    van Dijk, N.M.: Uniformization for nonhomogeneous Markov chains. Operations Research Letters 12(5), 283–291 (1992)MathSciNetCrossRefzbMATHGoogle Scholar
  101. 101.
    Vilar, J., Kueh, H.-Y., Barkai, N., Leibler, S.: Mechanisms of noise-resistance in genetic oscillators. PNAS 99(9), 5988–5992 (2002)CrossRefGoogle Scholar
  102. 102.
    Volterra, V.: Fluctuations in the abundance of a species considered mathematically. Nature 118, 558–560 (1926)CrossRefzbMATHGoogle Scholar
  103. 103.
    Wagner, H., Möller, M., Prank, K.: COAST: controllable approximative stochastic reaction algorithm. The Journal of Chemical Physics 125(17), 174104 (2006)CrossRefGoogle Scholar
  104. 104.
    Wolkenhauer, O., Ullah, M., Kolch, W., Cho, K.-H.: Modeling and simulation of intracellular dynamics: Choosing an appropriate framework. IEEE Transactions on Nanobioscience 3(3), 200–207 (2004)CrossRefGoogle Scholar
  105. 105.
    Zeilinger, M.N., Farr, E.M., Taylor, S.R., Kay, S.A., Doyle, F.J.: A novel computational model of the circadian clock in arabidopsis that incorporates PRR7 and PRR9. Molecular Systems Biology 2 (2006)Google Scholar

Copyright information

© Springer-Verlag Berlin Heidelberg 2014

Authors and Affiliations

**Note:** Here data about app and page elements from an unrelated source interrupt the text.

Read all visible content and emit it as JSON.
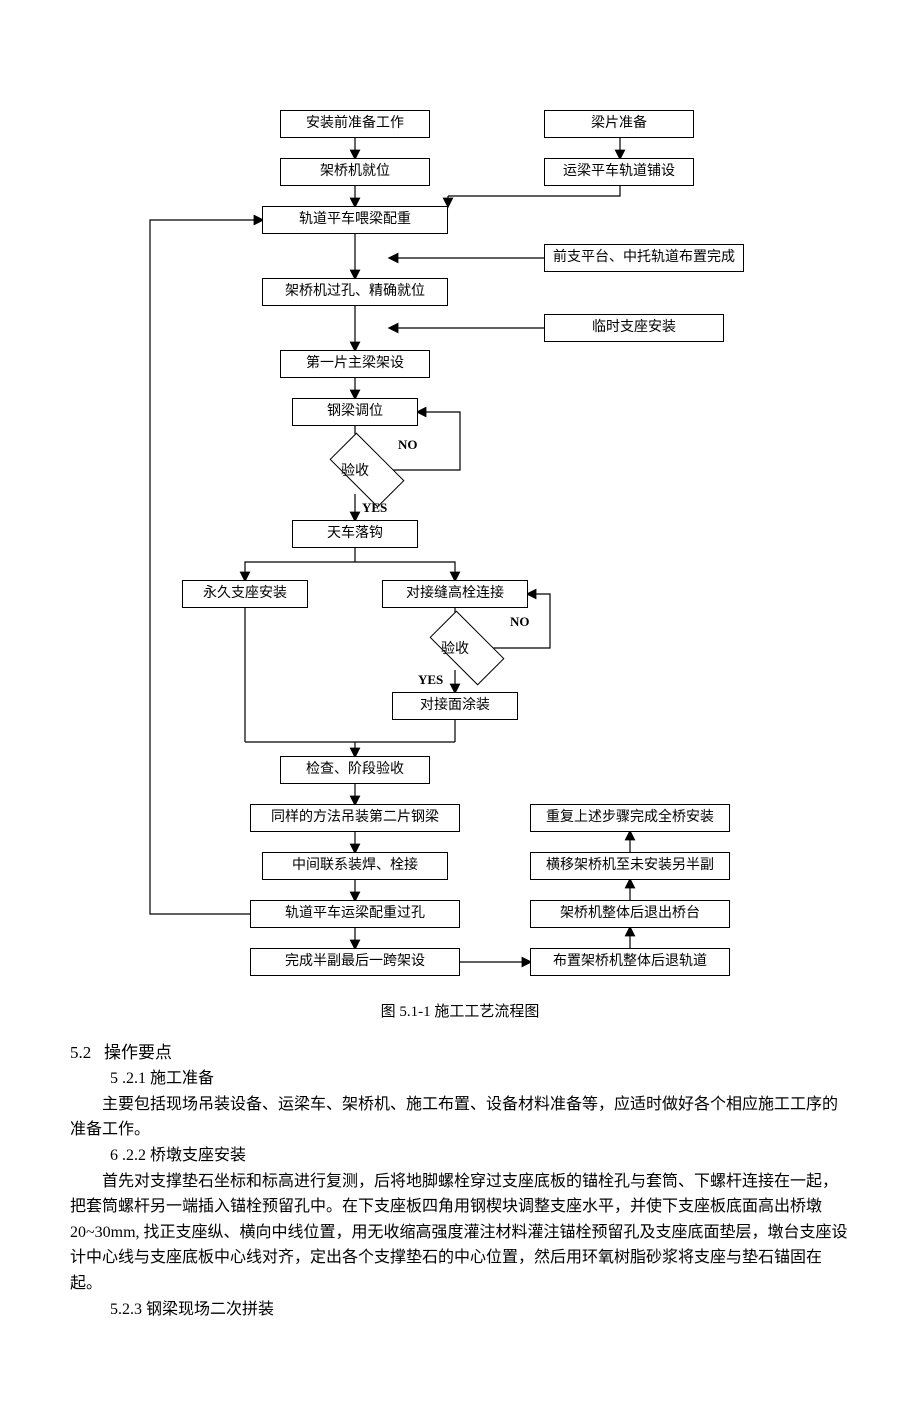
{
  "chart_data": {
    "type": "flowchart",
    "title": "图 5.1-1 施工工艺流程图",
    "nodes": [
      {
        "id": "n_prep",
        "label": "安装前准备工作",
        "type": "process"
      },
      {
        "id": "n_beamprep",
        "label": "梁片准备",
        "type": "process"
      },
      {
        "id": "n_launcher",
        "label": "架桥机就位",
        "type": "process"
      },
      {
        "id": "n_rail",
        "label": "运梁平车轨道铺设",
        "type": "process"
      },
      {
        "id": "n_trackBalance",
        "label": "轨道平车喂梁配重",
        "type": "process"
      },
      {
        "id": "n_frontPlatform",
        "label": "前支平台、中托轨道布置完成",
        "type": "process"
      },
      {
        "id": "n_throughHole",
        "label": "架桥机过孔、精确就位",
        "type": "process"
      },
      {
        "id": "n_tempBearing",
        "label": "临时支座安装",
        "type": "process"
      },
      {
        "id": "n_firstGirder",
        "label": "第一片主梁架设",
        "type": "process"
      },
      {
        "id": "n_adjust",
        "label": "钢梁调位",
        "type": "process"
      },
      {
        "id": "d_accept1",
        "label": "验收",
        "type": "decision"
      },
      {
        "id": "n_dropHook",
        "label": "天车落钩",
        "type": "process"
      },
      {
        "id": "n_permBearing",
        "label": "永久支座安装",
        "type": "process"
      },
      {
        "id": "n_bolt",
        "label": "对接缝高栓连接",
        "type": "process"
      },
      {
        "id": "d_accept2",
        "label": "验收",
        "type": "decision"
      },
      {
        "id": "n_paint",
        "label": "对接面涂装",
        "type": "process"
      },
      {
        "id": "n_checkPhase",
        "label": "检查、阶段验收",
        "type": "process"
      },
      {
        "id": "n_secondGirder",
        "label": "同样的方法吊装第二片钢梁",
        "type": "process"
      },
      {
        "id": "n_midLink",
        "label": "中间联系装焊、栓接",
        "type": "process"
      },
      {
        "id": "n_trackThrough",
        "label": "轨道平车运梁配重过孔",
        "type": "process"
      },
      {
        "id": "n_halfFinal",
        "label": "完成半副最后一跨架设",
        "type": "process"
      },
      {
        "id": "n_retreatTrack",
        "label": "布置架桥机整体后退轨道",
        "type": "process"
      },
      {
        "id": "n_retreat",
        "label": "架桥机整体后退出桥台",
        "type": "process"
      },
      {
        "id": "n_shift",
        "label": "横移架桥机至未安装另半副",
        "type": "process"
      },
      {
        "id": "n_repeat",
        "label": "重复上述步骤完成全桥安装",
        "type": "process"
      }
    ],
    "edges": [
      {
        "from": "n_prep",
        "to": "n_launcher"
      },
      {
        "from": "n_beamprep",
        "to": "n_rail"
      },
      {
        "from": "n_launcher",
        "to": "n_trackBalance"
      },
      {
        "from": "n_rail",
        "to": "n_trackBalance"
      },
      {
        "from": "n_trackBalance",
        "to": "n_throughHole"
      },
      {
        "from": "n_frontPlatform",
        "to": "n_throughHole",
        "via": "between(trackBalance,throughHole)"
      },
      {
        "from": "n_throughHole",
        "to": "n_firstGirder"
      },
      {
        "from": "n_tempBearing",
        "to": "n_firstGirder",
        "via": "between(throughHole,firstGirder)"
      },
      {
        "from": "n_firstGirder",
        "to": "n_adjust"
      },
      {
        "from": "n_adjust",
        "to": "d_accept1"
      },
      {
        "from": "d_accept1",
        "to": "n_adjust",
        "label": "NO"
      },
      {
        "from": "d_accept1",
        "to": "n_dropHook",
        "label": "YES"
      },
      {
        "from": "n_dropHook",
        "to": "n_permBearing"
      },
      {
        "from": "n_dropHook",
        "to": "n_bolt"
      },
      {
        "from": "n_bolt",
        "to": "d_accept2"
      },
      {
        "from": "d_accept2",
        "to": "n_bolt",
        "label": "NO"
      },
      {
        "from": "d_accept2",
        "to": "n_paint",
        "label": "YES"
      },
      {
        "from": "n_permBearing",
        "to": "n_checkPhase"
      },
      {
        "from": "n_paint",
        "to": "n_checkPhase"
      },
      {
        "from": "n_checkPhase",
        "to": "n_secondGirder"
      },
      {
        "from": "n_secondGirder",
        "to": "n_midLink"
      },
      {
        "from": "n_midLink",
        "to": "n_trackThrough"
      },
      {
        "from": "n_trackThrough",
        "to": "n_trackBalance",
        "label": "loop-back"
      },
      {
        "from": "n_trackThrough",
        "to": "n_halfFinal"
      },
      {
        "from": "n_halfFinal",
        "to": "n_retreatTrack"
      },
      {
        "from": "n_retreatTrack",
        "to": "n_retreat"
      },
      {
        "from": "n_retreat",
        "to": "n_shift"
      },
      {
        "from": "n_shift",
        "to": "n_repeat"
      }
    ],
    "edge_labels": {
      "yes": "YES",
      "no": "NO"
    }
  },
  "nodes": {
    "prep": "安装前准备工作",
    "beamprep": "梁片准备",
    "launcher": "架桥机就位",
    "rail": "运梁平车轨道铺设",
    "trackBalance": "轨道平车喂梁配重",
    "frontPlatform": "前支平台、中托轨道布置完成",
    "throughHole": "架桥机过孔、精确就位",
    "tempBearing": "临时支座安装",
    "firstGirder": "第一片主梁架设",
    "adjust": "钢梁调位",
    "accept1": "验收",
    "dropHook": "天车落钩",
    "permBearing": "永久支座安装",
    "bolt": "对接缝高栓连接",
    "accept2": "验收",
    "paint": "对接面涂装",
    "checkPhase": "检查、阶段验收",
    "secondGirder": "同样的方法吊装第二片钢梁",
    "midLink": "中间联系装焊、栓接",
    "trackThrough": "轨道平车运梁配重过孔",
    "halfFinal": "完成半副最后一跨架设",
    "retreatTrack": "布置架桥机整体后退轨道",
    "retreat": "架桥机整体后退出桥台",
    "shift": "横移架桥机至未安装另半副",
    "repeat": "重复上述步骤完成全桥安装"
  },
  "labels": {
    "yes": "YES",
    "no": "NO"
  },
  "caption": "图 5.1-1 施工工艺流程图",
  "section": {
    "num": "5.2",
    "title": "操作要点",
    "s521num": "5 .2.1 施工准备",
    "s521body": "主要包括现场吊装设备、运梁车、架桥机、施工布置、设备材料准备等，应适时做好各个相应施工工序的准备工作。",
    "s522num": "6 .2.2 桥墩支座安装",
    "s522body": "首先对支撑垫石坐标和标高进行复测，后将地脚螺栓穿过支座底板的锚栓孔与套筒、下螺杆连接在一起，把套筒螺杆另一端插入锚栓预留孔中。在下支座板四角用钢楔块调整支座水平，并使下支座板底面高出桥墩 20~30mm, 找正支座纵、横向中线位置，用无收缩高强度灌注材料灌注锚栓预留孔及支座底面垫层，墩台支座设计中心线与支座底板中心线对齐，定出各个支撑垫石的中心位置，然后用环氧树脂砂浆将支座与垫石锚固在起。",
    "s523num": "5.2.3 钢梁现场二次拼装"
  }
}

  • Alexander Andreychenko
    • 1
  • Thilo Krüger
    • 1
  • David Spieler
    • 1
  1. 1.Saarland UniversityGermany

Personalised recommendations